In the last 20 years, the music industry has become very plastic. A very “I’ve got it together and have it figured out” frame of mind. But musicians, writers and actors are the same as the common man. If we shared that we all have fears and secret identities, it would create more commonality between everyone.

And I think the fact that you really dig deep into those emotions and that honesty is why people can connect so easily. Is that something you always strive for?

I feel like the more you build a big golden castle out of everything, you’re going to lose people and lose finding out who they really are. The whole idea of this record is to expose reality. We [as an industry] just don’t do that much anymore. The music we remember isn’t half the stuff that plays in the club. Sure, that music is fun to dance to, but in reality, you’re going to remember The Beatles, the Foo Fighters, and the people who ask the hard questions and write the honest things down. And that’s not to discount club music, but I personally want to be a part of those discussion-starting artists.

I also know that your faith is a big part of your life, and that is something that a lot of your fans are familiar with. Would you say there’s an intersection between your music and your faith?

I don’t think there is an intersection. If you’re a person who knows Christ, you have to erase that intersection. I personally believe that we were all made in the image of Him; that’s just a part of who I am. But I’m not saying you should go to malls and say people are going to Hell, because that would just make you an idiot. But you should share who you are with everyone.

If you think Jesus Christ is a 100 percent joke, I don’t agree with you, but I would rather you tell me that than lie to me. I don’t believe in an intersection, I believe it’s the same thing. Like you’re talking to me now, and I’m going to be this same person tomorrow. I’m going to be this person to my wife, my family and some kid I meet in Georgia while on tour. If you create an intersection, you’re highlighting the stoplight at the intersection, and I think you’re just being fake. It’s just who I am, what I’m designed to do and I’m blessed that I get to do it.

I think that kind of mentality is why a lot of people respect you.

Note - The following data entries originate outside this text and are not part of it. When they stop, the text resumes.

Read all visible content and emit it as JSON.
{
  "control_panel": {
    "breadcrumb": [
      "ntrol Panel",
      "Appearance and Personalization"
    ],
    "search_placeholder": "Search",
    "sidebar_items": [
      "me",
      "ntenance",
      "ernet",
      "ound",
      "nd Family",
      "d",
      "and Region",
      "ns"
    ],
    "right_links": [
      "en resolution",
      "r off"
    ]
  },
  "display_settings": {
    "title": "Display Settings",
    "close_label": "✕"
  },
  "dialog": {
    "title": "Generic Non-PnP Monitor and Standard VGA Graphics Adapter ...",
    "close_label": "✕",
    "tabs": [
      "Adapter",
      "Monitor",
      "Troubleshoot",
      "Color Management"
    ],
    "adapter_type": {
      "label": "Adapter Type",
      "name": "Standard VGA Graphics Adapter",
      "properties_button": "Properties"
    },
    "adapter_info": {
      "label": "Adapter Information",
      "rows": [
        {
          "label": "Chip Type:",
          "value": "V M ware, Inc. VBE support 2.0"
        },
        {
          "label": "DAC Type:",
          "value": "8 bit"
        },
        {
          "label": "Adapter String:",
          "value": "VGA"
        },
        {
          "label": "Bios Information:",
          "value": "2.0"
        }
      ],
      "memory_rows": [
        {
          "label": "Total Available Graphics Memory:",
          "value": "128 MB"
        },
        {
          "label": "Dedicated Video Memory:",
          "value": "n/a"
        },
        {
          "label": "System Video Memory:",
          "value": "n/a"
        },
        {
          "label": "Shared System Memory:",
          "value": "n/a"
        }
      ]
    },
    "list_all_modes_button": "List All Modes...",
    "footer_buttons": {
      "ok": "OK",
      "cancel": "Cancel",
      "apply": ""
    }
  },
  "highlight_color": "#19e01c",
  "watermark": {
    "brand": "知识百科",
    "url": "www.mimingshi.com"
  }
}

Regardless of where people come from or what they believe, they just want something real. It’s what I believe and who I am, so that’s what I’m going to tell people. I think people know when something’s fake, especially where we are in the music industry. People are getting smarter and they know when someone is putting out a product or speaking something on stage just to sell records or concert tickets. Especially in the circle we’re in. I have to practice what I preach; otherwise they’re going to smell me a mile away.

The Almost play Mexicali Live in Teaneck, NJ, on Jan. 18, and The Studio At Webster Hall on Jan. 19. For more information, visit thealmost.com.


Site designed by Subjective Designs | Powered by WordPress | Content © 1969-2017 Arts Weekly, Inc. All Rights Reserved.